“Drug Court” is a Notable Pictures production and has taken 13 weeks to edit, which is a long time to make a TV hour, but I think it has been worth the time. Julia Parnell, my talented and ever patient director on this project has continued shooting right up until last week and that has given a real feeling of travelling with the characters in the film.
The documentary follows the story of 5 participants in Auckland’s Alcohol and Other Drug Treatment Court pilot program. It is part court-room drama, part personal journey, and editing it has given me a new appreciation for the power of addiction, and just how inevitable it is for some people, given their situation. And also for just how much determination, defeat, resignation, will-power and sheer time and hard work it takes to break out of an addiction.
With every film I edit I get a sort of baptism of fire PhD in the subject. Rehabilitation has always been something I’ve believed in, I have always seen the punitive and retributive role of the courts and prisons as something pointless, and ultimately damaging to society. But I had not appreciated what it takes to rehabilitate someone, the sort of comprehensive systems that need to be built just to help one person escape their disease.
The participants go through a number of stages in the court, intensive residential treatment, drug monitoring through a SCRAM alcohol bracelet, regular drug tests, weekly court appointments, daily support meetings, and still it is a struggle every day to beat an ever-present addiction.
On an editing note, what I’ve learned on this project is the power of sub-edits. I’ve been developing this method of editing over the last few years, but on this project it really came into its own. Sub-edits are short scenes which can be built in isolation and pieced together as blocks in your assemble. Something that was really helpful in this edit was colouring each individual subedit a different colour (a colour for each character) this enabled us to see clearly in the assemble what characters were appearing where. This meant that large structural changes could be made with an understanding of how that structural change is shaping the film overall.

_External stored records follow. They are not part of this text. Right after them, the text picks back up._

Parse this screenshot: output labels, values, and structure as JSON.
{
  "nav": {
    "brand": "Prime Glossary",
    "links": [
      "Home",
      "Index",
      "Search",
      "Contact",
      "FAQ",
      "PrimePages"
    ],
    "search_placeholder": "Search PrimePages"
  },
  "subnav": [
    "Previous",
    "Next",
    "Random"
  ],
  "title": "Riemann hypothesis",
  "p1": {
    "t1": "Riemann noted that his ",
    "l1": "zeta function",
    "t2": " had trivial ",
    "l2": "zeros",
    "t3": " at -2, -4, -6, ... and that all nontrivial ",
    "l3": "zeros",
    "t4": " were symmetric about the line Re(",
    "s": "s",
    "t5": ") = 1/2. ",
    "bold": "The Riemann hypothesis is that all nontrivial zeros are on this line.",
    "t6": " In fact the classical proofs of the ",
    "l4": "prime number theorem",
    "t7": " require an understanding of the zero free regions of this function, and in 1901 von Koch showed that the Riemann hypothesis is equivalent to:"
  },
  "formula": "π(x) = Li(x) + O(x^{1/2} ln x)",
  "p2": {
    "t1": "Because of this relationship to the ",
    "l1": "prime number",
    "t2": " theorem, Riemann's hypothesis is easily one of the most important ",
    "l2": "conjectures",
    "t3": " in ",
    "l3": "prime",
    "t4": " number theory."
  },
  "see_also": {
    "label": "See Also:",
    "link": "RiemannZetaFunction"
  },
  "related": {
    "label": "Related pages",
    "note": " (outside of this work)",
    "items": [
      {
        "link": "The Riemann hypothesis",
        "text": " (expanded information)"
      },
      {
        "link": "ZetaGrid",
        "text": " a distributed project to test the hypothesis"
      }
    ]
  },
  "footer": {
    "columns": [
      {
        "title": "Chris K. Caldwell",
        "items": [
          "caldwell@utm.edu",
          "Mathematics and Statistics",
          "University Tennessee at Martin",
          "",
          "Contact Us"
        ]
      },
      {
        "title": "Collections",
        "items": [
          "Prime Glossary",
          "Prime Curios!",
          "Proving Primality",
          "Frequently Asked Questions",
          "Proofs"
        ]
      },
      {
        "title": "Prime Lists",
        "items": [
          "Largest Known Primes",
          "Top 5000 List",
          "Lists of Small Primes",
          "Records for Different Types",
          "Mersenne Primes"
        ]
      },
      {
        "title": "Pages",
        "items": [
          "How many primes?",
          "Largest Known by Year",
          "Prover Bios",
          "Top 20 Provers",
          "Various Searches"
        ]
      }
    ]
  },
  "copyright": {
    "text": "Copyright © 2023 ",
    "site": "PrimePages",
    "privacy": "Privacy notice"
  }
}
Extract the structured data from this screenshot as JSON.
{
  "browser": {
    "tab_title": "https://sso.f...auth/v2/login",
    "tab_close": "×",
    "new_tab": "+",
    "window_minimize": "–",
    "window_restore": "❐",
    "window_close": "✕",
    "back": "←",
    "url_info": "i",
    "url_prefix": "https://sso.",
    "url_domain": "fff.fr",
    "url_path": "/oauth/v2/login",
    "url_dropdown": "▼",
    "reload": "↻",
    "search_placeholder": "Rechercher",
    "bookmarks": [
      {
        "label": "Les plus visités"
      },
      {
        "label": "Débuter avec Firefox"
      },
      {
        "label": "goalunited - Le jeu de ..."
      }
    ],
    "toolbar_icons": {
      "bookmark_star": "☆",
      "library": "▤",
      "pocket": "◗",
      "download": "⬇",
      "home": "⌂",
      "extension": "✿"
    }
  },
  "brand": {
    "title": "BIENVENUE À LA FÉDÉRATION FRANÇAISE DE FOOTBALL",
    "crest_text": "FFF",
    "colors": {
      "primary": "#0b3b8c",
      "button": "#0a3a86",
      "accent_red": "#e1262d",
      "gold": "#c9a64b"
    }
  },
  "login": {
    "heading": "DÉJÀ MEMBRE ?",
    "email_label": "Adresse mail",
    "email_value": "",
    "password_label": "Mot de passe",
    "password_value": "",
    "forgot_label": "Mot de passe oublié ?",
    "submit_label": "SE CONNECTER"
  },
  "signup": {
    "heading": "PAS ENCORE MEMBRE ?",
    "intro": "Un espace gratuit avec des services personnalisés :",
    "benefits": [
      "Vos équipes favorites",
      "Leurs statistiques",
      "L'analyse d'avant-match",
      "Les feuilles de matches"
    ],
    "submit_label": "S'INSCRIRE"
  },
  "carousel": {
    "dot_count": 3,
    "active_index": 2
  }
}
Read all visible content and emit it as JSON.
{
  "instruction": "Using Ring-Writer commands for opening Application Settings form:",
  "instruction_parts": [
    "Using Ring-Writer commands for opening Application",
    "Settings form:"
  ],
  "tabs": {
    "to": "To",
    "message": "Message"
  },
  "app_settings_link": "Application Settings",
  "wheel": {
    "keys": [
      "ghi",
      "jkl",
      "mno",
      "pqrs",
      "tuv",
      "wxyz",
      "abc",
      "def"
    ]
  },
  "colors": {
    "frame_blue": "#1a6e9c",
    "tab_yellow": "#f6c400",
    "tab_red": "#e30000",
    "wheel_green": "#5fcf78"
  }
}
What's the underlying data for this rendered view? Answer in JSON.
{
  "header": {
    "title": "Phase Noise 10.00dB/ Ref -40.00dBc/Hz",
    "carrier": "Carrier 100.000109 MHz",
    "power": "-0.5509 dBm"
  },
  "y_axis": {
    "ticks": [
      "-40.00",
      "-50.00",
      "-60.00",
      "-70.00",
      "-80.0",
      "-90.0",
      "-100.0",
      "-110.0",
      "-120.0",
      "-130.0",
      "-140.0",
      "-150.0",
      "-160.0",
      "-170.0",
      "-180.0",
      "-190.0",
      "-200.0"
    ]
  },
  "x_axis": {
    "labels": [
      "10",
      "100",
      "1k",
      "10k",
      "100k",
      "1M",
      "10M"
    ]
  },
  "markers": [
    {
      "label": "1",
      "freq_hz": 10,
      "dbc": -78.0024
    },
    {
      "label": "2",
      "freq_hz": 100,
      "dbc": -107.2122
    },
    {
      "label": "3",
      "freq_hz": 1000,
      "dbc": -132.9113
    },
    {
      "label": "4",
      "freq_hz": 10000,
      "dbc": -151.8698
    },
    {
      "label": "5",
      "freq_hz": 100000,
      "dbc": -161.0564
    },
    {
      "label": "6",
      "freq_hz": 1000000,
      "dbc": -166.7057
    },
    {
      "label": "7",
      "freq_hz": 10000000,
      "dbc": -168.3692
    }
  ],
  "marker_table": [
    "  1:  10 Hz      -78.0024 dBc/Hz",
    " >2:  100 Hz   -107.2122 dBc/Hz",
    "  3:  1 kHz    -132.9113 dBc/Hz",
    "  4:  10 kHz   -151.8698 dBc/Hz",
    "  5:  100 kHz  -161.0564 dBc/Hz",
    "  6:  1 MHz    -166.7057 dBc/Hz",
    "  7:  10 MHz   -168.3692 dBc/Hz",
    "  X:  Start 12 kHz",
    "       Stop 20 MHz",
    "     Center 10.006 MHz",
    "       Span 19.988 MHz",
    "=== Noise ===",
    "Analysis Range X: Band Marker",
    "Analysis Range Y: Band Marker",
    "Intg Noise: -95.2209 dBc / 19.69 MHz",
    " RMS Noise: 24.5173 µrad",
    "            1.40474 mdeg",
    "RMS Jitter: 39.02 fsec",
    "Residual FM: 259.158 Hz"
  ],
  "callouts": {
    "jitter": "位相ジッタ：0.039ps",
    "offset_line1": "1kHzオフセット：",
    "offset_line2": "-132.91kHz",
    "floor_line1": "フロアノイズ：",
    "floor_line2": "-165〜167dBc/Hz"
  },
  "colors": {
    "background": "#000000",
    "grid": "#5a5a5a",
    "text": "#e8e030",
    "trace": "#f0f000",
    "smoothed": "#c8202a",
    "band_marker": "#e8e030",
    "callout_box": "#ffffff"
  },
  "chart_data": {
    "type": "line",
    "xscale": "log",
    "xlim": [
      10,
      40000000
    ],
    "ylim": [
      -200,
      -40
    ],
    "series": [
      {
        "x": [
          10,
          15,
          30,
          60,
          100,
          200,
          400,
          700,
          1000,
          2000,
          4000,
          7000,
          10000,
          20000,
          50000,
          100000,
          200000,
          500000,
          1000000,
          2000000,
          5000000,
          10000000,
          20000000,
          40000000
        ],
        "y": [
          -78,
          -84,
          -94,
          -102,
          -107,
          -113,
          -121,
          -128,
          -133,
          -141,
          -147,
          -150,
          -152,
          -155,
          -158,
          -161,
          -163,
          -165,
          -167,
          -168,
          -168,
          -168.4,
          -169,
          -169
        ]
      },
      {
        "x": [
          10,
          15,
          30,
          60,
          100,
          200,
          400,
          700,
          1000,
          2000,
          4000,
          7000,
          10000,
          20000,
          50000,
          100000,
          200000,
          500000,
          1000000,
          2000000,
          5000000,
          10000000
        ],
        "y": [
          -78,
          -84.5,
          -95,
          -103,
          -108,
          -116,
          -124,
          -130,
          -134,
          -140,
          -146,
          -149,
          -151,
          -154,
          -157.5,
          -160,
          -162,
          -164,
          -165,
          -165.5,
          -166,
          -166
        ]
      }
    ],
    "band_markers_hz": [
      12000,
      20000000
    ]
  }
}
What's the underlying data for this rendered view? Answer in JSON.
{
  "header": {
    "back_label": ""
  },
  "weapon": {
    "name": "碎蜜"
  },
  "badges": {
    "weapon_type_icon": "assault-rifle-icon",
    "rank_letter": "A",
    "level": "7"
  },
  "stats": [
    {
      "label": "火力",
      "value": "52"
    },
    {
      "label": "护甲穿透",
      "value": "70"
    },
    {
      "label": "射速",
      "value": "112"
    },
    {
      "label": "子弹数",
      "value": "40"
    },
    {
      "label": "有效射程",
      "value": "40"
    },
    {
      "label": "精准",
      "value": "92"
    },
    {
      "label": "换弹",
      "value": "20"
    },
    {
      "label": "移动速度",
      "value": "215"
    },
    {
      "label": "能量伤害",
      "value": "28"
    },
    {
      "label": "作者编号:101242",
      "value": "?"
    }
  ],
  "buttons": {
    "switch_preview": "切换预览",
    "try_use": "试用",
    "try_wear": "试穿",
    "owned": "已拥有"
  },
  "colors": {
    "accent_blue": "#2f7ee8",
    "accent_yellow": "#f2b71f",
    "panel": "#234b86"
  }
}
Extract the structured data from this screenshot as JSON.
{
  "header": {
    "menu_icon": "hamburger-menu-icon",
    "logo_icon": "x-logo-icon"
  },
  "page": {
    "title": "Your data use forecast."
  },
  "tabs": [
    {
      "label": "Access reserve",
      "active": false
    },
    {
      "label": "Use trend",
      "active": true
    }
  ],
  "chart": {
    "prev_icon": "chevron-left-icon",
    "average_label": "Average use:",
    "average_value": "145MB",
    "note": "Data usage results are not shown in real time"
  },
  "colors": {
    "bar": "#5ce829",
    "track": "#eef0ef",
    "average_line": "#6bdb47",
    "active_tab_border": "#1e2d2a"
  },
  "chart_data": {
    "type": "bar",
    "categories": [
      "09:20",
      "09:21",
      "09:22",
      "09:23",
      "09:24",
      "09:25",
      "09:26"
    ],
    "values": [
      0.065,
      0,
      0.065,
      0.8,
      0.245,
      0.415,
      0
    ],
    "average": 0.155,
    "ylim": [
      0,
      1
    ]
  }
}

Drug Court is another dense, political and heavy-hitting film, but I hope we have retained its heart, the nature of everyday struggle that is addiction.